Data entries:
○ ○ ○
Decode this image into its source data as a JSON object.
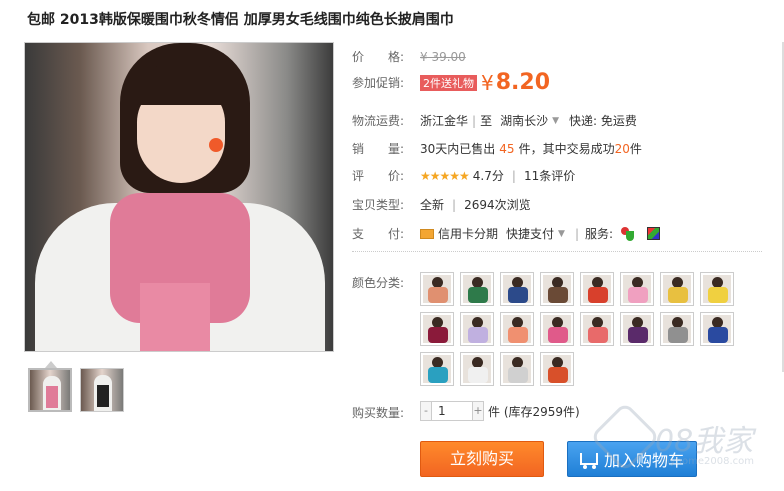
{
  "product": {
    "title": "包邮 2013韩版保暖围巾秋冬情侣 加厚男女毛线围巾纯色长披肩围巾"
  },
  "price": {
    "label": "价　　格:",
    "original": "¥ 39.00"
  },
  "promotion": {
    "label": "参加促销:",
    "tag": "2件送礼物",
    "currency": "¥",
    "price": "8.20"
  },
  "shipping": {
    "label": "物流运费:",
    "from": "浙江金华",
    "to_prefix": "至",
    "to": "湖南长沙",
    "delivery": "快递: 免运费"
  },
  "sales": {
    "label": "销　　量:",
    "prefix": "30天内已售出",
    "count": "45",
    "middle": "件，其中交易成功",
    "success": "20",
    "suffix": "件"
  },
  "rating": {
    "label": "评　　价:",
    "stars": "★★★★★",
    "score": "4.7分",
    "reviews": "11条评价"
  },
  "item_type": {
    "label": "宝贝类型:",
    "condition": "全新",
    "views": "2694次浏览"
  },
  "payment": {
    "label": "支　　付:",
    "credit": "信用卡分期",
    "quick": "快捷支付",
    "service_label": "服务:"
  },
  "colors": {
    "label": "颜色分类:",
    "swatches": [
      {
        "color": "#e09070"
      },
      {
        "color": "#2e7a4a"
      },
      {
        "color": "#2c4a8a"
      },
      {
        "color": "#6a4a36"
      },
      {
        "color": "#d8402c"
      },
      {
        "color": "#f0a0c0"
      },
      {
        "color": "#e8c040"
      },
      {
        "color": "#f0d040"
      },
      {
        "color": "#8a1a3a"
      },
      {
        "color": "#c0b0e0"
      },
      {
        "color": "#f09070"
      },
      {
        "color": "#e05a8a"
      },
      {
        "color": "#e86a6a"
      },
      {
        "color": "#5a2a6a"
      },
      {
        "color": "#909090"
      },
      {
        "color": "#2a4aa0"
      },
      {
        "color": "#2aa0c0"
      },
      {
        "color": "#f0f0f0"
      },
      {
        "color": "#d0d0d0"
      },
      {
        "color": "#d8502a"
      }
    ]
  },
  "quantity": {
    "label": "购买数量:",
    "minus": "-",
    "value": "1",
    "plus": "+",
    "unit": "件 (库存2959件)"
  },
  "actions": {
    "buy_now": "立刻购买",
    "add_cart": "加入购物车"
  },
  "thumbnails": [
    {
      "scarf_color": "#e07b98"
    },
    {
      "scarf_color": "#222222"
    }
  ],
  "watermark": {
    "big": "08我家",
    "small": "myhome2008.com"
  }
}
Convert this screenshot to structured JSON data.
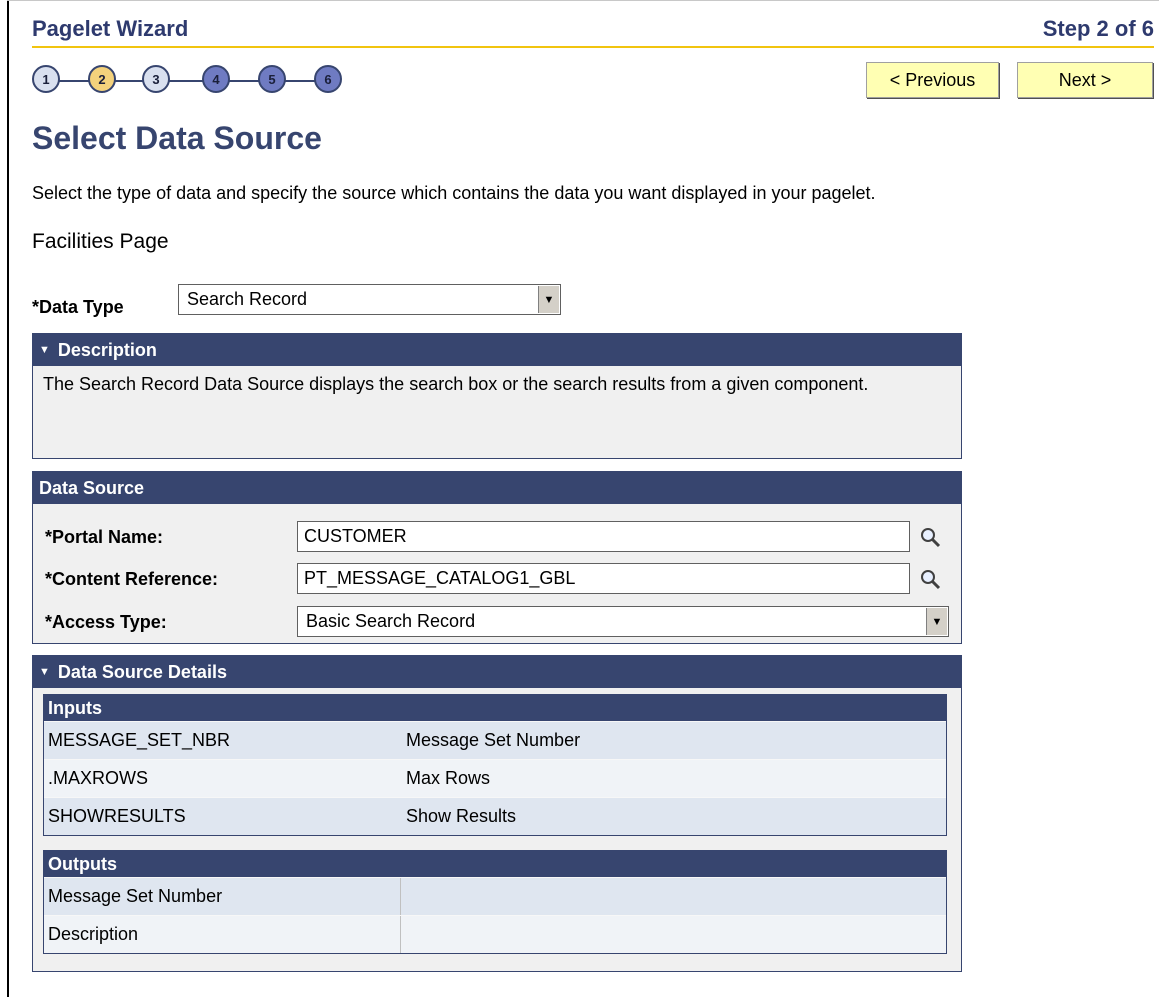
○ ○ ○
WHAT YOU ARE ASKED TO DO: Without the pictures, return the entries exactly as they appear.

SOLVED PROBLEM:
Decode this image into its source data as a JSON object.
{
  "product": {
    "title": "包邮 2013韩版保暖围巾秋冬情侣 加厚男女毛线围巾纯色长披肩围巾"
  },
  "price": {
    "label": "价　　格:",
    "original": "¥ 39.00"
  },
  "promotion": {
    "label": "参加促销:",
    "tag": "2件送礼物",
    "currency": "¥",
    "price": "8.20"
  },
  "shipping": {
    "label": "物流运费:",
    "from": "浙江金华",
    "to_prefix": "至",
    "to": "湖南长沙",
    "delivery": "快递: 免运费"
  },
  "sales": {
    "label": "销　　量:",
    "prefix": "30天内已售出",
    "count": "45",
    "middle": "件，其中交易成功",
    "success": "20",
    "suffix": "件"
  },
  "rating": {
    "label": "评　　价:",
    "stars": "★★★★★",
    "score": "4.7分",
    "reviews": "11条评价"
  },
  "item_type": {
    "label": "宝贝类型:",
    "condition": "全新",
    "views": "2694次浏览"
  },
  "payment": {
    "label": "支　　付:",
    "credit": "信用卡分期",
    "quick": "快捷支付",
    "service_label": "服务:"
  },
  "colors": {
    "label": "颜色分类:",
    "swatches": [
      {
        "color": "#e09070"
      },
      {
        "color": "#2e7a4a"
      },
      {
        "color": "#2c4a8a"
      },
      {
        "color": "#6a4a36"
      },
      {
        "color": "#d8402c"
      },
      {
        "color": "#f0a0c0"
      },
      {
        "color": "#e8c040"
      },
      {
        "color": "#f0d040"
      },
      {
        "color": "#8a1a3a"
      },
      {
        "color": "#c0b0e0"
      },
      {
        "color": "#f09070"
      },
      {
        "color": "#e05a8a"
      },
      {
        "color": "#e86a6a"
      },
      {
        "color": "#5a2a6a"
      },
      {
        "color": "#909090"
      },
      {
        "color": "#2a4aa0"
      },
      {
        "color": "#2aa0c0"
      },
      {
        "color": "#f0f0f0"
      },
      {
        "color": "#d0d0d0"
      },
      {
        "color": "#d8502a"
      }
    ]
  },
  "quantity": {
    "label": "购买数量:",
    "minus": "-",
    "value": "1",
    "plus": "+",
    "unit": "件 (库存2959件)"
  },
  "actions": {
    "buy_now": "立刻购买",
    "add_cart": "加入购物车"
  },
  "thumbnails": [
    {
      "scarf_color": "#e07b98"
    },
    {
      "scarf_color": "#222222"
    }
  ],
  "watermark": {
    "big": "08我家",
    "small": "myhome2008.com"
  }
}
Convert this screenshot to structured JSON data.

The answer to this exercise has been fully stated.